GSE Publications

Document Type

Journal Article

Date of this Version

2010

Comments

Suggested Citation:
S.E.F. Wortham. (2010). "Listening for identity beyond the speech event." Teachers College Record vol. 112. pp. 2848–2871.

The final peer reviewed version of this article may be found at http://www.tcrecord.org/content.asp?contentid=15796

Abstract

Background
A typical account of listening focuses on cognition, describing how a listener understands and reacts to the cognitive contents of a speaker’s utterance. The articles in this issue move beyond a cognitive view, arguing that listening also involves moral, aesthetic and political aspects.

Focus of Study
This article attends to all four dimensions, but focuses on the political. I argue that listening requires attention to the social identities inevitably communicated through speech. My account of “listening for identity” moves beyond typical approaches by construing listening as a collective, public process, not one located in an individual listener’s mental states. To listen is to respond sensibly to others such that participants can build a coherent interaction. Once we adopt this pragmatic account of listening, we must acknowledge that listening requires attention to patterns beyond the event of listening itself. Some of the signs and behaviors that cohere to form an instance of listening depend for their meaning on patterns from outside the event of listening. In addition to arguing that we listen for identity, then, I also argue that we must “listen beyond the speech event.”

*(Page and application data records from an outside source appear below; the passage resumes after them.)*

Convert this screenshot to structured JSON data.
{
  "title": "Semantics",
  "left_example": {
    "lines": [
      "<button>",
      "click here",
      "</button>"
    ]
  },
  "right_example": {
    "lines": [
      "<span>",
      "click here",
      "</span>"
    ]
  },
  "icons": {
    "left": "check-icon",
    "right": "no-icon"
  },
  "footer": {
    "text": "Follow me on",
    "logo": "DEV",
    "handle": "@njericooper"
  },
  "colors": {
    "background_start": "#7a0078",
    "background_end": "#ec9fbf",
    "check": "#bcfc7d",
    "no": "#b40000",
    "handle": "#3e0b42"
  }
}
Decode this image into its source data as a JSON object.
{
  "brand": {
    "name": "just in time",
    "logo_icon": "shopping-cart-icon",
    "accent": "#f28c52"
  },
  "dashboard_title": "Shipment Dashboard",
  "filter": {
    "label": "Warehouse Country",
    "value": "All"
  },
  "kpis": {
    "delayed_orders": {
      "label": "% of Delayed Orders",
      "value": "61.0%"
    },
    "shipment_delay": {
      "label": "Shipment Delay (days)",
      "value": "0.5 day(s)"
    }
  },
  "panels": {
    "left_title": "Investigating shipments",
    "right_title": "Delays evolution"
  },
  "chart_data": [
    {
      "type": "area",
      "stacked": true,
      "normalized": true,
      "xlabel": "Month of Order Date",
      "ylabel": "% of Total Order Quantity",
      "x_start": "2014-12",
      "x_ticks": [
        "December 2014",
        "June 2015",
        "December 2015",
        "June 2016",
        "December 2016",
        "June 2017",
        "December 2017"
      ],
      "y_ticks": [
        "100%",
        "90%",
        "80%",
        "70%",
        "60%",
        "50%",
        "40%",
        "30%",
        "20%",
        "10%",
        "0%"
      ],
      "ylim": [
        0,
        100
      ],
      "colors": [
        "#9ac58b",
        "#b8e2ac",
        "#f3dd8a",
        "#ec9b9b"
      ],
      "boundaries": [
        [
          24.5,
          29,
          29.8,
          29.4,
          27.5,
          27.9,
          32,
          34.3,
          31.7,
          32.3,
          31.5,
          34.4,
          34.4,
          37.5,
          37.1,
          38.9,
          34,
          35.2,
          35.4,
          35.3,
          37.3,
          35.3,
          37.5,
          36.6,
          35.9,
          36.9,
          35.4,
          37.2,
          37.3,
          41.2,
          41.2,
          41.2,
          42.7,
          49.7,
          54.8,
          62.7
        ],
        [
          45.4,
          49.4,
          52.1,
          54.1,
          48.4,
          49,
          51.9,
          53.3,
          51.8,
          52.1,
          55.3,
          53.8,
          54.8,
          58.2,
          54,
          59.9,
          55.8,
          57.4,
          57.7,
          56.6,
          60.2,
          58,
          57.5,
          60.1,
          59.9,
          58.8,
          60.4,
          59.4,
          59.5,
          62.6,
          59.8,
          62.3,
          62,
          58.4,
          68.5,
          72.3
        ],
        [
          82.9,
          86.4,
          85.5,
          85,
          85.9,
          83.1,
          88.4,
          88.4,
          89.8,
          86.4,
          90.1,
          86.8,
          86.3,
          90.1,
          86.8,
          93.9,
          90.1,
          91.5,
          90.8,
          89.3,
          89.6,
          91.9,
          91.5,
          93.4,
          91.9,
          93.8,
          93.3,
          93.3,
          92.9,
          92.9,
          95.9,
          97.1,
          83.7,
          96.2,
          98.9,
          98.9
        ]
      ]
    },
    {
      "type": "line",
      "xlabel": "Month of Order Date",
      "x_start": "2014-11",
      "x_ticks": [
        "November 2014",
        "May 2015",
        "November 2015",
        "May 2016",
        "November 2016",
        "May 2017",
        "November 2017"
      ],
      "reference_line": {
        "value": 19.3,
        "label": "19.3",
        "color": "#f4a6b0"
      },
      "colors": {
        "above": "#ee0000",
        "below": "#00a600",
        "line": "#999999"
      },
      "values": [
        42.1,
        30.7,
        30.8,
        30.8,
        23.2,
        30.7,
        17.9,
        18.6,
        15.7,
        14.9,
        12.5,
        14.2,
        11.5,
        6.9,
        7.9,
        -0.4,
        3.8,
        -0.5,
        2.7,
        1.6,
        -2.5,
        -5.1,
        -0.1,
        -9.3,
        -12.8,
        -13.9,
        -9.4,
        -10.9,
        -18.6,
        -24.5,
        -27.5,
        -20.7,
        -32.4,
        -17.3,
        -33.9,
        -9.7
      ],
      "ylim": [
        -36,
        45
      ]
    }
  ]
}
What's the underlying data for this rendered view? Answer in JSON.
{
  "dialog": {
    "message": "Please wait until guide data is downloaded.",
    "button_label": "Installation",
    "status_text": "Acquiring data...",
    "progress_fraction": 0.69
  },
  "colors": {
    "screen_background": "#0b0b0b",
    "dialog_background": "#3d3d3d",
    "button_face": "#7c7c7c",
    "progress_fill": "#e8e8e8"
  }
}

Setting
The case study presented in this article comes from a year long study of a ninth grade English and history class in an urban American school that served ethnically diverse working class children.

Research Design
The research involved three years of ethnographic research in an urban American high school, one year of intensive ethnographic research in the classroom described, as well as discourse analyses of 50 hours of recorded conversation from this classroom.

Conclusions
Speakers inevitably identify themselves and others when they talk, and this identification can only be successful if people listen and respond in appropriate ways. We certainly listen for the cognitive contents communicated by speech, but we also listen for the identities established through speech. The two central claims made in this article and illustrated by the case study are that we inevitably listen for identity and that listening requires attention to patterns beyond the speech event.

 

Date Posted: 03 February 2011

This document has been peer reviewed.